PROMPT :: Which lines of the listing below contain the word "title"? Return them.
EXERCISE MATERIALS Start Marker
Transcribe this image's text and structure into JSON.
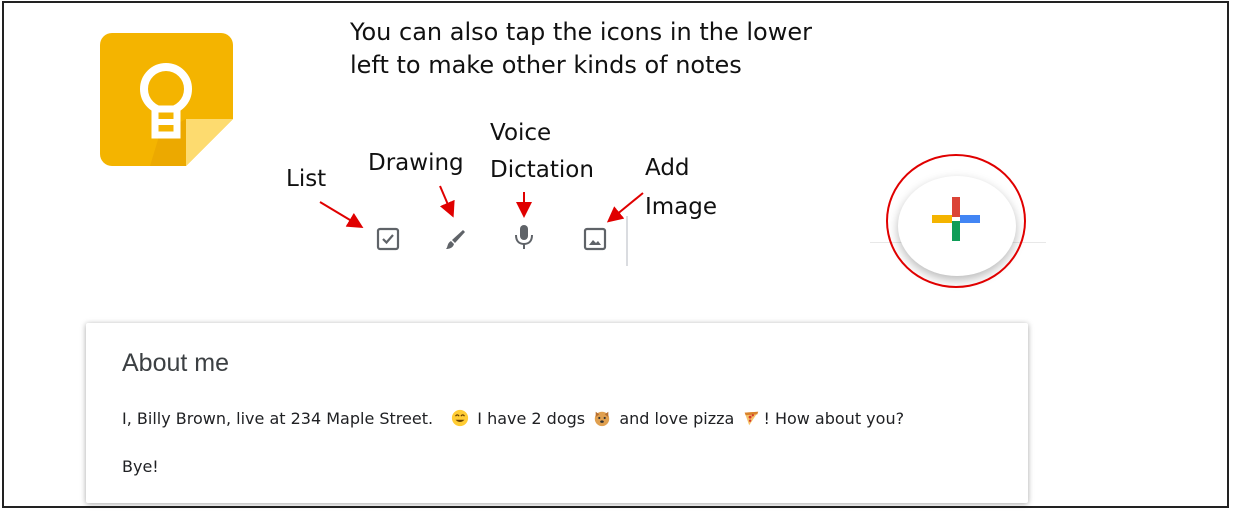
{
  "caption": {
    "line1": "You can also tap the icons in the lower",
    "line2": "left to make other kinds of notes"
  },
  "labels": {
    "list": "List",
    "drawing": "Drawing",
    "voice_line1": "Voice",
    "voice_line2": "Dictation",
    "image_line1": "Add",
    "image_line2": "Image"
  },
  "toolbar": {
    "icons": [
      "checkbox-icon",
      "brush-icon",
      "microphone-icon",
      "image-icon"
    ]
  },
  "colors": {
    "keep_yellow": "#f4b400",
    "annotation_red": "#e00000",
    "plus_red": "#db4437",
    "plus_blue": "#4285f4",
    "plus_green": "#0f9d58",
    "plus_yellow": "#f4b400"
  },
  "note": {
    "title": "About me",
    "body_part1": "I, Billy Brown, live at 234 Maple Street.",
    "body_part2": "I have 2 dogs",
    "body_part3": "and love pizza",
    "body_part4": "! How about you?",
    "bye": "Bye!"
  }
}
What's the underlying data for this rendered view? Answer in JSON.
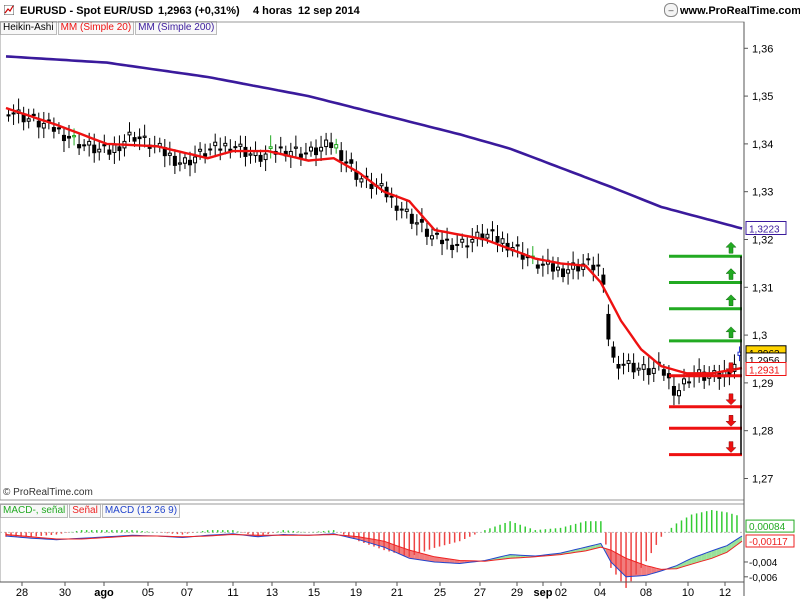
{
  "header": {
    "symbol": "EURUSD - Spot EUR/USD",
    "price": "1,2963 (+0,31%)",
    "timeframe": "4 horas",
    "date": "12 sep 2014",
    "site": "www.ProRealTime.com"
  },
  "legend": {
    "ha": "Heikin-Ashi",
    "ma20": "MM (Simple 20)",
    "ma200": "MM (Simple 200)"
  },
  "macd_legend": {
    "l1": "MACD-, señal",
    "l2": "Señal",
    "l3": "MACD (12 26 9)"
  },
  "watermark": "© ProRealTime.com",
  "colors": {
    "ma20": "#ee1111",
    "ma200": "#3a1a9c",
    "up": "#22aa22",
    "down": "#ee1111",
    "candle": "#000000",
    "hist_pos": "#33cc33",
    "hist_neg": "#ee4444",
    "fill_pos": "#88dd88",
    "fill_neg": "#ee6666",
    "signal_line": "#ee2222",
    "macd_line": "#2244cc"
  },
  "chart_data": {
    "type": "line",
    "title": "EURUSD - Spot EUR/USD",
    "x_ticks": [
      "28",
      "30",
      "ago",
      "05",
      "07",
      "11",
      "13",
      "15",
      "19",
      "21",
      "25",
      "27",
      "29",
      "sep",
      "02",
      "04",
      "08",
      "10",
      "12"
    ],
    "y_ticks": [
      "1,36",
      "1,35",
      "1,34",
      "1,33",
      "1,32",
      "1,31",
      "1,3",
      "1,29",
      "1,28",
      "1,27"
    ],
    "y_tick_values": [
      1.36,
      1.35,
      1.34,
      1.33,
      1.32,
      1.31,
      1.3,
      1.29,
      1.28,
      1.27
    ],
    "ylim": [
      1.2655,
      1.3655
    ],
    "n_bars": 146,
    "series": [
      {
        "name": "MM (Simple 200)",
        "key": "ma200",
        "points": [
          [
            0,
            1.3583
          ],
          [
            20,
            1.357
          ],
          [
            40,
            1.354
          ],
          [
            60,
            1.35
          ],
          [
            75,
            1.346
          ],
          [
            90,
            1.342
          ],
          [
            100,
            1.339
          ],
          [
            110,
            1.335
          ],
          [
            120,
            1.331
          ],
          [
            130,
            1.3268
          ],
          [
            146,
            1.3223
          ]
        ]
      },
      {
        "name": "MM (Simple 20)",
        "key": "ma20",
        "points": [
          [
            0,
            1.3475
          ],
          [
            10,
            1.344
          ],
          [
            20,
            1.34
          ],
          [
            30,
            1.3395
          ],
          [
            40,
            1.337
          ],
          [
            45,
            1.3385
          ],
          [
            52,
            1.3385
          ],
          [
            60,
            1.3365
          ],
          [
            65,
            1.337
          ],
          [
            70,
            1.334
          ],
          [
            75,
            1.33
          ],
          [
            80,
            1.328
          ],
          [
            85,
            1.322
          ],
          [
            90,
            1.321
          ],
          [
            95,
            1.32
          ],
          [
            100,
            1.318
          ],
          [
            105,
            1.316
          ],
          [
            110,
            1.315
          ],
          [
            115,
            1.3145
          ],
          [
            118,
            1.311
          ],
          [
            122,
            1.303
          ],
          [
            126,
            1.297
          ],
          [
            130,
            1.2935
          ],
          [
            135,
            1.292
          ],
          [
            140,
            1.292
          ],
          [
            146,
            1.2931
          ]
        ]
      }
    ],
    "price_path": [
      [
        0,
        1.3475
      ],
      [
        5,
        1.345
      ],
      [
        10,
        1.343
      ],
      [
        15,
        1.34
      ],
      [
        20,
        1.338
      ],
      [
        25,
        1.342
      ],
      [
        30,
        1.339
      ],
      [
        35,
        1.336
      ],
      [
        40,
        1.3385
      ],
      [
        45,
        1.34
      ],
      [
        50,
        1.337
      ],
      [
        55,
        1.339
      ],
      [
        60,
        1.338
      ],
      [
        65,
        1.34
      ],
      [
        70,
        1.333
      ],
      [
        75,
        1.33
      ],
      [
        80,
        1.325
      ],
      [
        85,
        1.32
      ],
      [
        90,
        1.319
      ],
      [
        95,
        1.321
      ],
      [
        100,
        1.319
      ],
      [
        105,
        1.315
      ],
      [
        110,
        1.3135
      ],
      [
        115,
        1.315
      ],
      [
        118,
        1.314
      ],
      [
        120,
        1.295
      ],
      [
        123,
        1.294
      ],
      [
        127,
        1.2925
      ],
      [
        130,
        1.293
      ],
      [
        133,
        1.288
      ],
      [
        136,
        1.292
      ],
      [
        140,
        1.291
      ],
      [
        143,
        1.292
      ],
      [
        146,
        1.2963
      ]
    ],
    "price_labels": [
      {
        "text": "1,3223",
        "value": 1.3223,
        "color": "#3a1a9c",
        "bg": "#ffffff"
      },
      {
        "text": "1,2963",
        "value": 1.2963,
        "color": "#000000",
        "bg": "#ffd400"
      },
      {
        "text": "1,2956",
        "value": 1.2948,
        "color": "#000000",
        "bg": "#ffffff"
      },
      {
        "text": "1,2931",
        "value": 1.2928,
        "color": "#ee1111",
        "bg": "#ffffff"
      }
    ],
    "levels": [
      {
        "value": 1.3165,
        "color": "green",
        "arrow": "up"
      },
      {
        "value": 1.311,
        "color": "green",
        "arrow": "up"
      },
      {
        "value": 1.3055,
        "color": "green",
        "arrow": "up"
      },
      {
        "value": 1.2988,
        "color": "green",
        "arrow": "up"
      },
      {
        "value": 1.2915,
        "color": "red",
        "arrow": "down"
      },
      {
        "value": 1.285,
        "color": "red",
        "arrow": "down"
      },
      {
        "value": 1.2805,
        "color": "red",
        "arrow": "down"
      },
      {
        "value": 1.275,
        "color": "red",
        "arrow": "down"
      }
    ],
    "macd": {
      "y_ticks": [
        "0,00084",
        "-0,00117",
        "-0,004",
        "-0,006"
      ],
      "y_tick_values": [
        0.00084,
        -0.00117,
        -0.004,
        -0.006
      ],
      "ylim": [
        -0.0067,
        0.0022
      ],
      "macd_points": [
        [
          0,
          -0.0005
        ],
        [
          5,
          -0.0008
        ],
        [
          10,
          -0.001
        ],
        [
          15,
          -0.0008
        ],
        [
          20,
          -0.0006
        ],
        [
          25,
          -0.0004
        ],
        [
          30,
          -0.0005
        ],
        [
          35,
          -0.0007
        ],
        [
          40,
          -0.0004
        ],
        [
          45,
          -0.0002
        ],
        [
          50,
          -0.0006
        ],
        [
          55,
          -0.0003
        ],
        [
          60,
          -0.0004
        ],
        [
          65,
          -0.0002
        ],
        [
          70,
          -0.001
        ],
        [
          75,
          -0.002
        ],
        [
          80,
          -0.0035
        ],
        [
          85,
          -0.004
        ],
        [
          90,
          -0.0042
        ],
        [
          95,
          -0.0038
        ],
        [
          100,
          -0.003
        ],
        [
          105,
          -0.0032
        ],
        [
          110,
          -0.0028
        ],
        [
          115,
          -0.002
        ],
        [
          118,
          -0.0015
        ],
        [
          120,
          -0.004
        ],
        [
          123,
          -0.006
        ],
        [
          127,
          -0.0058
        ],
        [
          130,
          -0.0052
        ],
        [
          133,
          -0.0045
        ],
        [
          136,
          -0.0035
        ],
        [
          140,
          -0.0025
        ],
        [
          143,
          -0.0018
        ],
        [
          146,
          -0.0005
        ]
      ],
      "signal_points": [
        [
          0,
          -0.0003
        ],
        [
          5,
          -0.0006
        ],
        [
          10,
          -0.0009
        ],
        [
          15,
          -0.0009
        ],
        [
          20,
          -0.0007
        ],
        [
          25,
          -0.0005
        ],
        [
          30,
          -0.0005
        ],
        [
          35,
          -0.0006
        ],
        [
          40,
          -0.0005
        ],
        [
          45,
          -0.0003
        ],
        [
          50,
          -0.0004
        ],
        [
          55,
          -0.0004
        ],
        [
          60,
          -0.0004
        ],
        [
          65,
          -0.0003
        ],
        [
          70,
          -0.0006
        ],
        [
          75,
          -0.0012
        ],
        [
          80,
          -0.0024
        ],
        [
          85,
          -0.0033
        ],
        [
          90,
          -0.0038
        ],
        [
          95,
          -0.0039
        ],
        [
          100,
          -0.0035
        ],
        [
          105,
          -0.0033
        ],
        [
          110,
          -0.003
        ],
        [
          115,
          -0.0025
        ],
        [
          118,
          -0.002
        ],
        [
          120,
          -0.0024
        ],
        [
          123,
          -0.0035
        ],
        [
          127,
          -0.0045
        ],
        [
          130,
          -0.005
        ],
        [
          133,
          -0.0049
        ],
        [
          136,
          -0.0043
        ],
        [
          140,
          -0.0035
        ],
        [
          143,
          -0.0027
        ],
        [
          146,
          -0.0012
        ]
      ]
    }
  }
}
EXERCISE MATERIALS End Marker
YOUR RESPONSE ::
    "title": "About me",
    "title": "EURUSD - Spot EUR/USD",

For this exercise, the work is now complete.